Based on the novel, The Tenant of Wildfell Hall by Anne Brontë, Concert Theatre under the direction of An-Ting Chang, a concert pianist and chemistry and theatre graduate, presents a novel way of combining classical music performance with theatrical production. The result is a powerful coupling that faithfully recreates the emotional intensity of Brontë’s story, performed in an unforgettable period setting.
Kings Weston House is a Grade I listed Georgian mansion designed in 1719 by Sir John Vanbrugh, the man responsible for Blenheim Palace. Currently being restored to its former glory, the house sits at the top of a hill that looks out across the Bristol Channel. Inside, a performance space has been created in the astonishing portrait gallery. Forty or so large Georgian likenesses look down at us from pleasing light blue walls that also host a giant elk skull and antlers. An ornate ceiling rose finally arrests the eye some thirty feet above our heads.
A little odd, perhaps, to lavish a review with an entire paragraph about a venue, but if you go, you’ll see why it plays such a key role in a production that takes as much care over where it plays, as to how a story can be told. Future dates on this Concert Theatre tour include the National Portrait Gallery, London and the Holburne Museum in Bath.
Using piano accompaniment to enhance drama is nothing new. Silent movies were nothing without the emotions being stirred by screen-side instrumentalists. For Tenant, Diana Brekalo’s playing of Scriabin, Mozart and Brahms becomes more of an intuitive ‘third voice’, always working in close relation and response to the two actors, Emily Smith May as the reclusive Helen Graham and Martin Bonger as her would-be suitor Gilbert Markham and former husband Arthur Huntingdon. Brekalo gave an assured performance, accentuating the emotional power within Brontë’s story, despite the trials of an in-house grand piano with occasionally sticky keys.

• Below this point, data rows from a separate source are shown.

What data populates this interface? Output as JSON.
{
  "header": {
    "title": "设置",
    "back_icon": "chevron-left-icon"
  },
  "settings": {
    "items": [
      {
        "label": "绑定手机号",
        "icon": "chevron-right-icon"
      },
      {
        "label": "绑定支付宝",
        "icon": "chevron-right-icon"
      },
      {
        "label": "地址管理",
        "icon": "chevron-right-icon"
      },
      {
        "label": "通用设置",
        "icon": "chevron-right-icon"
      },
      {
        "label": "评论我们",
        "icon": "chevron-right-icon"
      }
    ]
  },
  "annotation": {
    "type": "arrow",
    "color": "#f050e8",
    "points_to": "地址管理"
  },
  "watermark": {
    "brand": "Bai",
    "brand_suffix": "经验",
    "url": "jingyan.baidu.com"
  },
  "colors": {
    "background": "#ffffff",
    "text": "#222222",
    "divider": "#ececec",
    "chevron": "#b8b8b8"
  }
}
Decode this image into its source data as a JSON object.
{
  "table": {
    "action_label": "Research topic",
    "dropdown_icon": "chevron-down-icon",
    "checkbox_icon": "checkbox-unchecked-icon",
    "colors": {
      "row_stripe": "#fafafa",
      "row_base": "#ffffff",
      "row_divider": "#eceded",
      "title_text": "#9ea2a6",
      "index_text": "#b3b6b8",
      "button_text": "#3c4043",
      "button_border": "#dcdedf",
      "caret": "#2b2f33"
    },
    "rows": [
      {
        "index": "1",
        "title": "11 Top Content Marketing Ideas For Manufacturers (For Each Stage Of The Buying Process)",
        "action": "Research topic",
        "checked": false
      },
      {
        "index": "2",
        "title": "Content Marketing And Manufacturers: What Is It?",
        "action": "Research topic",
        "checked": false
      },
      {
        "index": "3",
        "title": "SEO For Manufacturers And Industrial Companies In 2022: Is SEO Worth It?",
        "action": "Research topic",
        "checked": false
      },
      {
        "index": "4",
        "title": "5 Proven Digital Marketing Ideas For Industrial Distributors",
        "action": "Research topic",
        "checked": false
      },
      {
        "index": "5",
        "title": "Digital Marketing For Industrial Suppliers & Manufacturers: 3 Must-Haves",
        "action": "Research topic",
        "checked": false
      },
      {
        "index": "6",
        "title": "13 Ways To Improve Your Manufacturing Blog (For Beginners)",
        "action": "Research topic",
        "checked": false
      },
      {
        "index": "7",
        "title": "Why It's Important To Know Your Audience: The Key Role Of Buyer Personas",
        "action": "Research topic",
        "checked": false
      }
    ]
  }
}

Smith May and Bonger seemed entirely at home in the large Georgian room with audience seating down two sides. Three large freestanding open picture frames formed metaphorical entranceways for the two actors, while Smith May also had the use of an artist’s easel.
Helen has done the unthinkable. She has left her abusive and alcoholic husband and made off to start a new life with her young son at remote Wildfell Hall, where she hopes to become a self-supporting artist. Young farmer Markham is attracted to this curious newcomer. Smith May’s Helen appears more flirtatious than in the Brontë novel, but she conveys a steadfast independence commensurate with the novelist’s vision. Her Helen is moralistic but has pent-up energy to express. Bonger commands a swathe of emotions, first as the moody, sometimes jealous, love-struck Markham, later as the feckless rake Huntingdon on a downward moral spiral.
Bravura performances from both, Smith May and Bonger lace this quintessentially feminist tale with gentle sentiment, tugged heartstrings and raging despair. ★★★★☆ Simon Bishop 27th April 2017
Wed 26 & Thu 27 April | 7.30pm Kings Weston House, Bristol
Fri 28 April | 6.30pm National Portrait Gallery, London
Sun 30 April | 7.30pm Drill Hall, Chepstow
Tue 23 May | 7.30pm Bury St Edmunds Festival
Wed 24 May | 7.30pm Sarum College, Salisbury
Thu 25 May | 7.30pm Holburne Museum, Bath
Photo by and (c) Paul Blakemore